And how does Bing "hyper-enhance" the pleasure of not fully reading the story you want to read? By providing a host of links embedded in their non-story. I kid you not, these are the things you could click on when reading Bing's not-quite-the-story-of-the-blad-guy-who-stole-some-Rogaine-,-but-just-a-tease-to-keep-clicking-on-more-links: In the lead sentence, "New York City police are on the lookout ... " you can click a link to New York City. First of all, if you have to click on a link to New York City to find out more about it, I suggest drinking the Rogaine, not just applying it to your pate.
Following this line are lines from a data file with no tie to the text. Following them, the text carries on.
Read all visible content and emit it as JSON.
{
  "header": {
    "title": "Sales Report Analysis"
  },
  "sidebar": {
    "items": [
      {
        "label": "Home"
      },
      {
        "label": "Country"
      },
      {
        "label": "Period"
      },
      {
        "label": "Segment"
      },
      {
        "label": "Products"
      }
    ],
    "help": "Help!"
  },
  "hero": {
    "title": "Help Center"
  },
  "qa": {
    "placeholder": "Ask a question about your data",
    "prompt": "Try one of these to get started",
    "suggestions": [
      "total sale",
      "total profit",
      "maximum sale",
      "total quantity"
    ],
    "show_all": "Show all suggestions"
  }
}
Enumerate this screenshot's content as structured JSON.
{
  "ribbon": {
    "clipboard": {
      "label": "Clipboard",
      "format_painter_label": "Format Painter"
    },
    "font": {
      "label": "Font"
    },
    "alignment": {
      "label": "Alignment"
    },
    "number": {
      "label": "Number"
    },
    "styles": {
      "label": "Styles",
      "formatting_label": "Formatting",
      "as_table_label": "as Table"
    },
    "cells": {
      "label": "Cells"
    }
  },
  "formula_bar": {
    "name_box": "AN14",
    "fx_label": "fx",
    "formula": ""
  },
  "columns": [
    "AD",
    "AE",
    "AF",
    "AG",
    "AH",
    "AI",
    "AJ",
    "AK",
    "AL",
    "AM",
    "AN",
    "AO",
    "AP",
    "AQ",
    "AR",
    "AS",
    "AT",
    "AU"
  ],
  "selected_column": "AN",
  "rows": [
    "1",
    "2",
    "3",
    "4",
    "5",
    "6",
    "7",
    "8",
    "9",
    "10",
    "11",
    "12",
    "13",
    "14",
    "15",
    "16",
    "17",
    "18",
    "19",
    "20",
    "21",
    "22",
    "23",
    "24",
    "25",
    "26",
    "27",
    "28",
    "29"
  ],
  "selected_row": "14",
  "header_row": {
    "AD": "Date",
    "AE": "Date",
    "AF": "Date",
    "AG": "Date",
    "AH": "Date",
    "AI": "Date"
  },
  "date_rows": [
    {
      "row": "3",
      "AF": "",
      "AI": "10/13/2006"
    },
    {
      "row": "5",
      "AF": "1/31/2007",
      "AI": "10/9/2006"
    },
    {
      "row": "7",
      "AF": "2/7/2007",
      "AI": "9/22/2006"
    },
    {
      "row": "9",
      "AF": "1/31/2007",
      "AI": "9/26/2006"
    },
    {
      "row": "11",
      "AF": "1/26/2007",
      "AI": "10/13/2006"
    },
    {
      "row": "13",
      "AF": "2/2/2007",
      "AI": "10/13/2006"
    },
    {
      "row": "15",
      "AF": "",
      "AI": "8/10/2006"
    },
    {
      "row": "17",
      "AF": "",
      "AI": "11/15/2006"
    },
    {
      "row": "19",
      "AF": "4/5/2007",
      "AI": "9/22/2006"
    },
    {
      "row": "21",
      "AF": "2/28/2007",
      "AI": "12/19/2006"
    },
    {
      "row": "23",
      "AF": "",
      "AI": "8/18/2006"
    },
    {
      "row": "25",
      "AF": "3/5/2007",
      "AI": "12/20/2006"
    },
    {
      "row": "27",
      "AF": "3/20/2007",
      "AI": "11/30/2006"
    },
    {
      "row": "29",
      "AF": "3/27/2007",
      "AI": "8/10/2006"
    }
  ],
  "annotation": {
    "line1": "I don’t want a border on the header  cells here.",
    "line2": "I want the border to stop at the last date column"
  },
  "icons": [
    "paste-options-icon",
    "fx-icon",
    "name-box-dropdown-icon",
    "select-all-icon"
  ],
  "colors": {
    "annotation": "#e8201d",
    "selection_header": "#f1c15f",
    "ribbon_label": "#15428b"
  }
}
A link to NYPD might be helpful, but a link to NYC itself? Is that for people reading and saying, "Hmmm, where is that?" "Hmmm, I've never heard of that place. Must be out west or down south somewhere"? After the phrase, "stole several boxes of Rogaine hair-growth solution" comes this linked question in parentheses (kudos, Bing, for excessive use of parentheses--you're not all that bad): "how much does Rogaine cost?" Not a link to the manufacturer of Rogaine or one to an objective appraisal of the seems-like-snake-oil-to-me product (I know several people who are not so happy they are bald; if Rogaine really worked, would there be any unhappy bald people out there?), but a link to the cost of Rogaine. Fearing not only a through-the-looking-glass-via-Bing hell but also what the authorities monitoring web traffic would assume about me if I clicked on this link (if you have to ask ... ), I didn't click to find out if it takes you to eBay auctions offering cut-rate deals on Rogaine. Okay, this next one, I'll admit, duped me. After mentioning that the alleged theft took place at a CVS store, the parenthesesed link is "track CVS stock." Obviously, though one can never really tell with Bing, from my experience, this would appear to be a link to an updated quote on the price of a share of CVS stock. Well, not so obvious to me. When I first read it I thought it was a link showing what was selling and not selling at CVS at the moment. "Hmmm, I wonder if that big display of Buy One Get One Free cans of Pringles down at my local (relative to CVS, mind you; since there's one on every other corner these days, local should read 'immediate') CVS has sold out yet? Well, I'll be damned, I can click on this handy Bing link and track 'sales of Pringle 2-4-1 promotion.'" When you develop that capability, Mr. Gates, ring me up. Finally, the killer. After wrapping up its very brief summary of the story you thought you were getting when you first clicked on the link, Bing offers this parenthetical link-query: "has this happened before?" You're kidding me, right? You're asking me if I'm wondering if Rogaine has ever been stolen by a bald guy before this particular incident? You mean there's a data base of Rogaine thefts, organized by the amount of hair on the head of the alleged perpetrator(s)? Can't you just hear Kojak (naturally) bellowing, "Crocker! I want a file of every cue ball Rogaine rip off on my desk, yesterday!"? Please tell me this "has this happened before" is Bing's signature sign-off to every one of its anorexic "stories," a ploy to get you to click on a link to some ED ad and not something that is specific to this non-story. I'll be able to rest better and come up with something real to write about much more easily if that's the case. If not, I guess I'll just keep pulling my hair out over the total uselessness of Bing. In which case, I guess, I'll need some Rogaine. Where can I get some? New York City? I've heard that's a pretty good place. Wonder how much the stuff costs, though? Let me first check how my CVS stock is doing. Not so good, hunh? Well, I wonder how easy it would be to steal some Rogaine? Has anyone ever done it before? Gosh, I wish I could get answers to all these difficult questions in one convenient place.